Simultaneously with the development of these new energy vehicles is the requirement for new refueling and charging facilities. What these will look like is not yet known. The collaborative parties which constitute Nefusta (new energy vehicles fueling station) is confronting this question. The Nefusta team is engaged in the development of a flexible charging and refueling station of the future. That is to say that energy supply is suitable for all forms of road transport, such as buses and lorries and hybrid forms of transport – and for different energy carriers. So not only electrical current, but also for example hydrogen or other gasses (such as methane). The differing factor with this and the current charging stations, is that use of electricity via the charging and fueling point is not simultaneously connected when delivering energy to the vehicles. In future, the electricity can be stored by means of local batteries or to transform this energy into a gas form, such as hydrogen.

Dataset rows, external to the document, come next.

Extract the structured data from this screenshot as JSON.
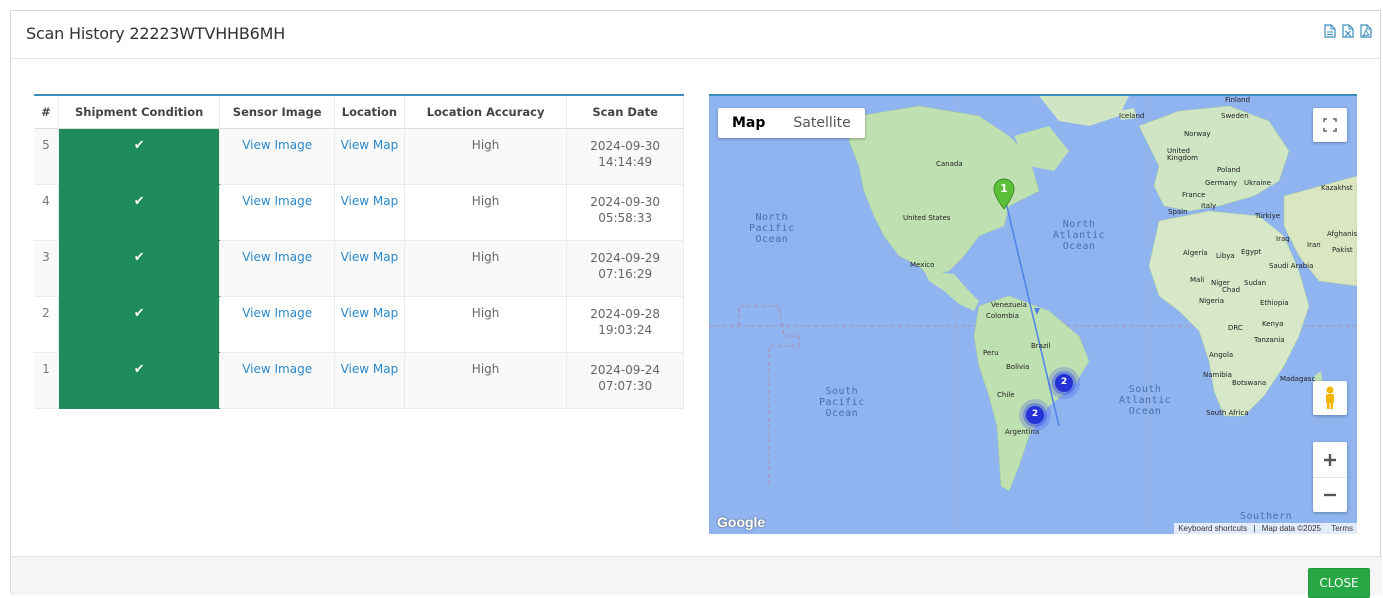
{
  "title": "Scan History 22223WTVHHB6MH",
  "exports": [
    {
      "icon": "file-text-icon",
      "color": "#3c8dbc"
    },
    {
      "icon": "file-excel-icon",
      "color": "#3c8dbc"
    },
    {
      "icon": "file-pdf-icon",
      "color": "#3c8dbc"
    }
  ],
  "table": {
    "headers": [
      "#",
      "Shipment Condition",
      "Sensor Image",
      "Location",
      "Location Accuracy",
      "Scan Date"
    ],
    "rows": [
      {
        "num": "5",
        "condition": "✔",
        "image": "View Image",
        "location": "View Map",
        "accuracy": "High",
        "date": "2024-09-30",
        "time": "14:14:49"
      },
      {
        "num": "4",
        "condition": "✔",
        "image": "View Image",
        "location": "View Map",
        "accuracy": "High",
        "date": "2024-09-30",
        "time": "05:58:33"
      },
      {
        "num": "3",
        "condition": "✔",
        "image": "View Image",
        "location": "View Map",
        "accuracy": "High",
        "date": "2024-09-29",
        "time": "07:16:29"
      },
      {
        "num": "2",
        "condition": "✔",
        "image": "View Image",
        "location": "View Map",
        "accuracy": "High",
        "date": "2024-09-28",
        "time": "19:03:24"
      },
      {
        "num": "1",
        "condition": "✔",
        "image": "View Image",
        "location": "View Map",
        "accuracy": "High",
        "date": "2024-09-24",
        "time": "07:07:30"
      }
    ],
    "condition_color": "#1f8a5a"
  },
  "map": {
    "type_buttons": [
      "Map",
      "Satellite"
    ],
    "active_type": "Map",
    "marker_label": "1",
    "cluster_labels": [
      "2",
      "2"
    ],
    "oceans": {
      "north_pacific": [
        "North",
        "Pacific",
        "Ocean"
      ],
      "north_atlantic": [
        "North",
        "Atlantic",
        "Ocean"
      ],
      "south_pacific": [
        "South",
        "Pacific",
        "Ocean"
      ],
      "south_atlantic": [
        "South",
        "Atlantic",
        "Ocean"
      ],
      "southern": "Southern"
    },
    "places": {
      "canada": "Canada",
      "us": "United States",
      "mexico": "Mexico",
      "venezuela": "Venezuela",
      "colombia": "Colombia",
      "brazil": "Brazil",
      "peru": "Peru",
      "bolivia": "Bolivia",
      "chile": "Chile",
      "argentina": "Argentina",
      "iceland": "Iceland",
      "sweden": "Sweden",
      "norway": "Norway",
      "uk": "United Kingdom",
      "poland": "Poland",
      "germany": "Germany",
      "ukraine": "Ukraine",
      "france": "France",
      "italy": "Italy",
      "spain": "Spain",
      "turkiye": "Türkiye",
      "kazakhstan": "Kazakhst",
      "iraq": "Iraq",
      "iran": "Iran",
      "afghanistan": "Afghanis",
      "pakistan": "Pakist",
      "algeria": "Algeria",
      "libya": "Libya",
      "egypt": "Egypt",
      "saudi": "Saudi Arabia",
      "mali": "Mali",
      "niger": "Niger",
      "chad": "Chad",
      "sudan": "Sudan",
      "nigeria": "Nigeria",
      "ethiopia": "Ethiopia",
      "drc": "DRC",
      "kenya": "Kenya",
      "tanzania": "Tanzania",
      "angola": "Angola",
      "namibia": "Namibia",
      "botswana": "Botswana",
      "madagascar": "Madagasc",
      "south_africa": "South Africa",
      "finland": "Finland"
    },
    "google": "Google",
    "attribution": [
      "Keyboard shortcuts",
      "Map data ©2025",
      "Terms"
    ],
    "water_color": "#8fb4f0",
    "land_color": "#bfe0b0"
  },
  "footer": {
    "close_label": "CLOSE",
    "close_color": "#28a745"
  }
}
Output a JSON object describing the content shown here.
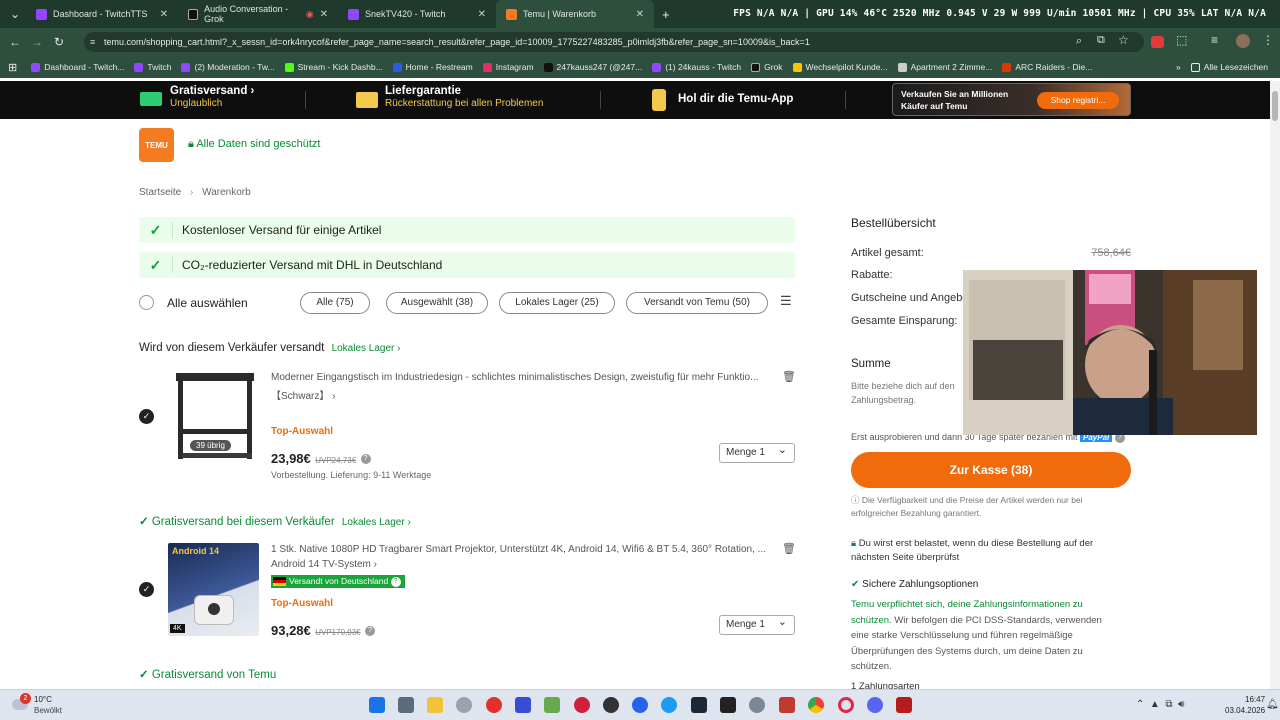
{
  "browser": {
    "tabs": [
      {
        "title": "Dashboard - TwitchTTS",
        "color": "#9146ff"
      },
      {
        "title": "Audio Conversation - Grok",
        "color": "#111111"
      },
      {
        "title": "SnekTV420 - Twitch",
        "color": "#9146ff"
      },
      {
        "title": "Temu | Warenkorb",
        "color": "#f47b20"
      }
    ],
    "new_tab": "+",
    "hud": "FPS  N/A   N/A  | GPU 14%  46°C 2520 MHz  0.945 V  29 W  999 U/min  10501 MHz | CPU 35%  LAT  N/A  N/A",
    "url": "temu.com/shopping_cart.html?_x_sessn_id=ork4nrycof&refer_page_name=search_result&refer_page_id=10009_1775227483285_p0imldj3fb&refer_page_sn=10009&is_back=1",
    "bookmarks": [
      {
        "label": "Dashboard - Twitch...",
        "color": "#9146ff"
      },
      {
        "label": "Twitch",
        "color": "#9146ff"
      },
      {
        "label": "(2) Moderation - Tw...",
        "color": "#9146ff"
      },
      {
        "label": "Stream - Kick Dashb...",
        "color": "#53fc18"
      },
      {
        "label": "Home - Restream",
        "color": "#2d5be3"
      },
      {
        "label": "Instagram",
        "color": "#e1306c"
      },
      {
        "label": "247kauss247 (@247...",
        "color": "#111111"
      },
      {
        "label": "(1) 24kauss - Twitch",
        "color": "#9146ff"
      },
      {
        "label": "Grok",
        "color": "#111111"
      },
      {
        "label": "Wechselpilot Kunde...",
        "color": "#f7c600"
      },
      {
        "label": "Apartment 2 Zimme...",
        "color": "#cccccc"
      },
      {
        "label": "ARC Raiders - Die...",
        "color": "#d83b01"
      }
    ],
    "all_bookmarks": "Alle Lesezeichen"
  },
  "banner": {
    "shipping_title": "Gratisversand",
    "shipping_sub": "Unglaublich",
    "guarantee_title": "Liefergarantie",
    "guarantee_sub": "Rückerstattung bei allen Problemen",
    "app": "Hol dir die Temu-App",
    "seller_text": "Verkaufen Sie an Millionen Käufer auf Temu",
    "seller_btn": "Shop registri..."
  },
  "header": {
    "logo_top": "TEMU",
    "secure": "Alle Daten sind geschützt"
  },
  "breadcrumb": [
    "Startseite",
    "Warenkorb"
  ],
  "notices": [
    "Kostenloser Versand für einige Artikel",
    "CO₂-reduzierter Versand mit DHL in Deutschland"
  ],
  "filters": {
    "select_all": "Alle auswählen",
    "chips": [
      "Alle (75)",
      "Ausgewählt (38)",
      "Lokales Lager (25)",
      "Versandt von Temu (50)"
    ]
  },
  "groups": [
    {
      "heading": "Wird von diesem Verkäufer versandt",
      "tag": "Lokales Lager"
    },
    {
      "heading": "Gratisversand bei diesem Verkäufer",
      "tag": "Lokales Lager"
    },
    {
      "heading": "Gratisversand von Temu",
      "tag": ""
    }
  ],
  "items": [
    {
      "title": "Moderner Eingangstisch im Industriedesign - schlichtes minimalistisches Design, zweistufig für mehr Funktio...",
      "variant": "【Schwarz】",
      "stock": "39 übrig",
      "badge": "Top-Auswahl",
      "price": "23,98€",
      "uvp": "UVP24,73€",
      "note": "Vorbestellung. Lieferung: 9-11 Werktage",
      "qty": "Menge 1"
    },
    {
      "title": "1 Stk. Native 1080P HD Tragbarer Smart Projektor, Unterstützt 4K, Android 14, Wifi6 & BT 5.4, 360° Rotation, ...",
      "variant": "Android 14 TV-System",
      "ship_tag": "Versandt von Deutschland",
      "img_label": "Android 14",
      "badge": "Top-Auswahl",
      "price": "93,28€",
      "uvp": "UVP170,93€",
      "qty": "Menge 1"
    }
  ],
  "summary": {
    "title": "Bestellübersicht",
    "rows": [
      {
        "label": "Artikel gesamt:",
        "value": "758,64€"
      },
      {
        "label": "Rabatte:",
        "value": ""
      },
      {
        "label": "Gutscheine und Angebo",
        "value": ""
      },
      {
        "label": "Gesamte Einsparung:",
        "value": ""
      }
    ],
    "sum_label": "Summe",
    "sum_note": "Bitte beziehe dich auf den",
    "sum_note2": "Zahlungsbetrag.",
    "paypal_note": "Erst ausprobieren und dann 30 Tage später bezahlen mit",
    "paypal": "PayPal",
    "checkout": "Zur Kasse (38)",
    "availability": "Die Verfügbarkeit und die Preise der Artikel werden nur bei erfolgreicher Bezahlung garantiert.",
    "charged": "Du wirst erst belastet, wenn du diese Bestellung auf der nächsten Seite überprüfst",
    "secure_title": "Sichere Zahlungsoptionen",
    "secure_link": "Temu verpflichtet sich, deine Zahlungsinformationen zu schützen.",
    "secure_text": "Wir befolgen die PCI DSS-Standards, verwenden eine starke Verschlüsselung und führen regelmäßige Überprüfungen des Systems durch, um deine Daten zu schützen.",
    "next": "1 Zahlungsarten"
  },
  "taskbar": {
    "weather_temp": "10°C",
    "weather_text": "Bewölkt",
    "notif": "2",
    "time": "16:47",
    "date": "03.04.2026"
  },
  "colors": {
    "accent": "#f06b0b",
    "green": "#0a8a36",
    "banner": "#0e0e0e"
  }
}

The development of a suchlike flexible charging and fueling station could materially accelerate the energy transition process. Due to its unique charging and fuel point capabilities in which energy can be stored and thereby the station’s energy use can be independent of energy deliverance to the road user, it is possible to build-up a buffer in order to accommodate peak energy requirements of the grid. At other moments, any overcapacity produced through solar and wind sources can be stored in batteries or transformed into other energy carriers. In this way, a flexible charging and fuel point can make a contribution to a stable and more flexible grid, which is the major challenge in the transition towards sustainable energy. Sustainability of energy, transport and of the infrastructural changes which the electricity market is demanding nicely converge in the Nefusta Project.
The Nefusta Project: Goal and Approach
The Nefusta Project commenced in March 2017 with the research of tangible possibilities in the realization of an environmentally friendly charging and fuel point. The partners look towards the different stakeholders and their vested interests, economical feasibility, legal constraints and safety. Following on from this is a path concerned with conceptual engineering, in which the team will design a model station together with a technical simulation model, an artist’s impression and the building of the station in scale model-form. The goal is within a period of two years to arrive at the three most sustainable and economically viable scenarios. In these scenarios the economies of scale of a charge and fuel point will be described together with the desired functionality and location. The location is partly dependent upon the amount of traffic it would need to cater for and the connection possibilities with the energy infrastructure. Ultimately it must be more beneficial to the road user: whom in a short period of time will require more infrastructure in order to utilize more energy carriers for his mobility requirements.
For the project, an advisory panel will be constituted, that will also suffice as a sounding board. In this advisory panel there will be energy suppliers, energy services suppliers for electric transport and TSOs/DSOs. Representatives from oil and gas companies will also be present.
The Nefusta Partners
The Nefusta Project is supported by Topsector Energie. The project partners together form a balanced team which due to their invaluable expertise can provide vital information for the research project. Each partner taking part in the research will also have a role by the realization of an environmentally friendly charging and fuel points. Furthermore, the partners will be working intensively on the component products in order to ensure a cohesive result is achieved.
The HAN is both commissioner and owner of the project, Sweco considers the legal and regulatory aspects with regards to the environment and location, DEKRA focuses of safety at both product and installation levels, DNV GL concentrate on the infrastructural and electrical issues including connectivity and CGI provides advice regarding the stakeholders’ analysis, business modelling and ICT (digital systems which take care of the supply and demand processes on behalf of the electricity supplier and that of the consumer).
For more information you can contact Aart-Jan de Graaf.